Important Dates

              January 2021
          Su Mo Tu We Th Fr Sa
    Wk  0 10 11 12 13 14 15 16  first day of classes: 1/15
    Wk  1 17 18 19 20 21 22 23  MLK university holiday: 1/18
    Wk  2 24 25 26 27 28 29 30
    Wk  3 31
              February 2021
          Su Mo Tu We Th Fr Sa
    Wk  3     1  2  3  4  5  6  pa1 due 2/5
    Wk  4  7  8  9 10 11 12 13
    Wk  5 14 15 16 17 18 19 20  presidents' university holiday: 2/15
    Wk  6 21 22 23 24 25 26 27  pa2 due 2/26
    Wk  7 28
               March 2021
          Su Mo Tu We Th Fr Sa
    Wk  7     1  2  3  4  5  6
    Wk  8  7  8  9 10 11 12 13  (Note: Fri 3/12 is a wellness day)
    Wk  9 14 15 16 17 18 19 20  midterm: 3/15, pa3 due 3/19
    Wk 10 21 22 23 24 25 26 27  (Note: Tue 3/23 is a wellness day)
    Wk 11 28 29 30 31
               April 2021
          Su Mo Tu We Th Fr Sa
    Wk 11              1  2  3
    Wk 12  4  5  6  7  8  9 10  (Note: Wed 4/7 is a wellness day) pa4 due 4/9
    Wk 13 11 12 13 14 15 16 17
    Wk 14 18 19 20 21 22 23 24  (Note: Thu 4/22 is a wellness day)
    Wk 15 25 26 27 28 29 30     (Note: Fri 4/30 is a wellness day)
                May 2021
          Su Mo Tu We Th Fr Sa
    Wk 15                    1  pa5 due 5/1 (since 4/30 is a wellness day)

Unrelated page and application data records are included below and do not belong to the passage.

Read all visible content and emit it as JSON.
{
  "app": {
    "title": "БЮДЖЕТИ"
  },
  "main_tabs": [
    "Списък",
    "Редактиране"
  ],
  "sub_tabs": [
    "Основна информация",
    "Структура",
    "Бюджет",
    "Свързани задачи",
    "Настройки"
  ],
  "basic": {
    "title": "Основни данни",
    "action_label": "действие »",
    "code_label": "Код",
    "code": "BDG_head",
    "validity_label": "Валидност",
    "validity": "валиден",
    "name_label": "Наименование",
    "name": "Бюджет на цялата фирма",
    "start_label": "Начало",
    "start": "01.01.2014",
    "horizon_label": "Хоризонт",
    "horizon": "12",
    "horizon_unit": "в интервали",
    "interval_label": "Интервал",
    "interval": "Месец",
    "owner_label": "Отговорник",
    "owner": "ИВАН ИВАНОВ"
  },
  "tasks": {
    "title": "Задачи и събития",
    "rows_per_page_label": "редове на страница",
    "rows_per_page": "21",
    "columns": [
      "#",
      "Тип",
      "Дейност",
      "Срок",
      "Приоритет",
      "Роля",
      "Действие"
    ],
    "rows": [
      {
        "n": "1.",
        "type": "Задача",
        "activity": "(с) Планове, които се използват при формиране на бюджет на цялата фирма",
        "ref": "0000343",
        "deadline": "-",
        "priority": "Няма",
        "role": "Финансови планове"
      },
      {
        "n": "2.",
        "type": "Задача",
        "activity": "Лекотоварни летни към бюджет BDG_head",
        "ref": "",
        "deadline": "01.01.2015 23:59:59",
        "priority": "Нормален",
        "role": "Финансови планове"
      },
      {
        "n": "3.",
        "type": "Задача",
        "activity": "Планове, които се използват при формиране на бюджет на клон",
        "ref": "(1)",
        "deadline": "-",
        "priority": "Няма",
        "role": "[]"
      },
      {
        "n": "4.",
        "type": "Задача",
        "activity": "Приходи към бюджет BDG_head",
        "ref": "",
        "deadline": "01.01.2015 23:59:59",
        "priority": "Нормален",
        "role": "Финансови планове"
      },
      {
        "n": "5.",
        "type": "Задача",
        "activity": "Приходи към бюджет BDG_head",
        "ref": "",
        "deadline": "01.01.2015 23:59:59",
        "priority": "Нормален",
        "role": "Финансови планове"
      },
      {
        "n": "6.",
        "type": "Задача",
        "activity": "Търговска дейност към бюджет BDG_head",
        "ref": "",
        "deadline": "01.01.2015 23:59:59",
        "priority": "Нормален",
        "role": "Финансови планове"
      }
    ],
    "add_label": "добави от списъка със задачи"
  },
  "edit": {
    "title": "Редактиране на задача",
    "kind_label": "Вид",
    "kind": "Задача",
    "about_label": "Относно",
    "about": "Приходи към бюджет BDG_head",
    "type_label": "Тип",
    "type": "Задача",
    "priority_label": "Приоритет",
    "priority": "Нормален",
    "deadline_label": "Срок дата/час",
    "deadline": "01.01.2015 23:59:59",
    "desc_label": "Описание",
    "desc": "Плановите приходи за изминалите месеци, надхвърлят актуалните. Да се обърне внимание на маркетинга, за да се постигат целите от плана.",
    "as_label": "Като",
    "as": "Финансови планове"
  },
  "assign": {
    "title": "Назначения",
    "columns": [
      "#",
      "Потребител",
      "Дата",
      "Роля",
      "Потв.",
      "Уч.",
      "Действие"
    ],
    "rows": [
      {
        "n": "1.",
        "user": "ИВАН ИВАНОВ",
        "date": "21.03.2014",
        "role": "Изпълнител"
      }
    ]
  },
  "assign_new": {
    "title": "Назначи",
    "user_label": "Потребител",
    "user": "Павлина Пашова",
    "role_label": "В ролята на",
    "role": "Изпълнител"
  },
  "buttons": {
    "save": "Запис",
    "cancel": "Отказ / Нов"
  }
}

           2  3  4  5  6  7  8  final exam: 5/7 (11am - 1:00pm)
If you have questions, please e-mail the instructor at <>.